- Coyle, EP, Fat metabolism during exercise. Sports Sci Exch 1995; 8(6):1-6
- Coyle, EP, Coggan, AR, Hemmert WK, et al: Muscle glycogen utililization during prolonged strenuous exercise when fed carbohydrate. J Appl Physiol 1986; 61(1): 165-172
- Is pasta now on the 'out' list too? Tufts University Diet & Nutrition Letter 1995; 13(3):4-6
- Coleman, Ellen, RD, MA, MPH, Carbohydrate Unloading, The Physician and Sports Medicine. 1997, 25(2):97-98
- Low Carbohydrate, high-protein diet: the way to lose weight? University of California at Berkeley Wellness Letter, December 1992
- Centers for Disease Control and Prevention, National Center for Health Statistics, Division of Health Examination Statistics. 1996.
- Golay A; Allis AF; Morel Y; de tonic N; Tankova S; Reaven G. Similar weight loss with low or high -carbohydrate diets. Am J Clin Nutr, 1996; 63(2):174-178
- Position Statement of the American Dietetic Association: Weight Management
- Weintraub M, Long term weight control study: conclusions. Clin Pharm Ther. 1992; 51:642-646
This is a small sampling of the research material I've amassed on the topic.

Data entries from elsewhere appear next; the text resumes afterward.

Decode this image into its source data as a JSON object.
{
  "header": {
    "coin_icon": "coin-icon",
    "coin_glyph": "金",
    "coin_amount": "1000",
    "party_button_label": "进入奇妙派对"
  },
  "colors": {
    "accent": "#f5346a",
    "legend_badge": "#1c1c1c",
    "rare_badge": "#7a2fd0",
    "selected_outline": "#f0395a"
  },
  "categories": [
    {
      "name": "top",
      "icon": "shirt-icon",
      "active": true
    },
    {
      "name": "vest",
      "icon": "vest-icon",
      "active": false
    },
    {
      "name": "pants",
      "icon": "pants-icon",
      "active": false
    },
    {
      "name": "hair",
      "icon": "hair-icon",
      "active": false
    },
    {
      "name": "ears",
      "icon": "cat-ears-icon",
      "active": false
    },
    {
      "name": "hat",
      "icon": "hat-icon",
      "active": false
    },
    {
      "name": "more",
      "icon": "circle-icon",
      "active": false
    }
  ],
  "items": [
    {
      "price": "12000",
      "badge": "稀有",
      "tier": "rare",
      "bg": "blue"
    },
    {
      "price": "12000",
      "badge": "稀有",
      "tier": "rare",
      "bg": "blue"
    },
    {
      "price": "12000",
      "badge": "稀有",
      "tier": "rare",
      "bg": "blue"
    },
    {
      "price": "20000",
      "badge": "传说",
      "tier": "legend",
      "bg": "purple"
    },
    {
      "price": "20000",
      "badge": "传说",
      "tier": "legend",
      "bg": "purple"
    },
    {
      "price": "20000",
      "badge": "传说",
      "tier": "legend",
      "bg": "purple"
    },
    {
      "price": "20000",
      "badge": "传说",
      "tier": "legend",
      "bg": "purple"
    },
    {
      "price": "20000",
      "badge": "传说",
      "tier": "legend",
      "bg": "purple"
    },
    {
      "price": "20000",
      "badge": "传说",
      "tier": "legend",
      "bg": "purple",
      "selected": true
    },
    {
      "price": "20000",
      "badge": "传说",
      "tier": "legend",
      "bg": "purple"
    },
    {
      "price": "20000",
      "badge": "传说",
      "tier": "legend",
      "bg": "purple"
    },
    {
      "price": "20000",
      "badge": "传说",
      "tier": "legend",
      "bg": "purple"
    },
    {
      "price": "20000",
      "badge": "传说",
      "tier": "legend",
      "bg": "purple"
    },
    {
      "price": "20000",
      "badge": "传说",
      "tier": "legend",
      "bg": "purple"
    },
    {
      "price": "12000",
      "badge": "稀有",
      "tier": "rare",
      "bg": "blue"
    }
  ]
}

I have also studied hundreds of relevant articles published in the American Journal of Clinical Nutrition, International Journal of Obesity, Journal of the American Medical Association, Journal of the American Dietetic Association, etc.
I've also referenced materials from and/or conversations with many health and fitness professionals ranging from educators to nutritionists. Here's a sampling of individuals I've learned from recently in relation to the topic of Low-Carb dieting:
- Megan McCrory, Ph.D., Energy Metabolism Lab researcher, Tufts University
- Dr. James J. Kenny, Ph.D., RD, Nutritionist at the Pritikin Longevity Center in Santa Monica, California and Vice-President of the National Council Against Health Fraud.
- Ellen Coleman, RD
- Tim Patton, RD, Florida International University
- Keith Klein, nutritionist, researcher, consumer activist, Klein's Eating Management Clinic, Houston Texas
- Dr. Nancy Wellman, Florida International University
- Jim Wright, PhD, Science Editor, Weider Publications
- Jeff Feliciano, researcher, Weider Nutrition
Editors Note: In order remain politically neutral, PT on the Net Editors have modified this article from its original, removing references to specific programs and companies. We appreciate Mr. Kaplan's flexibility in this matter.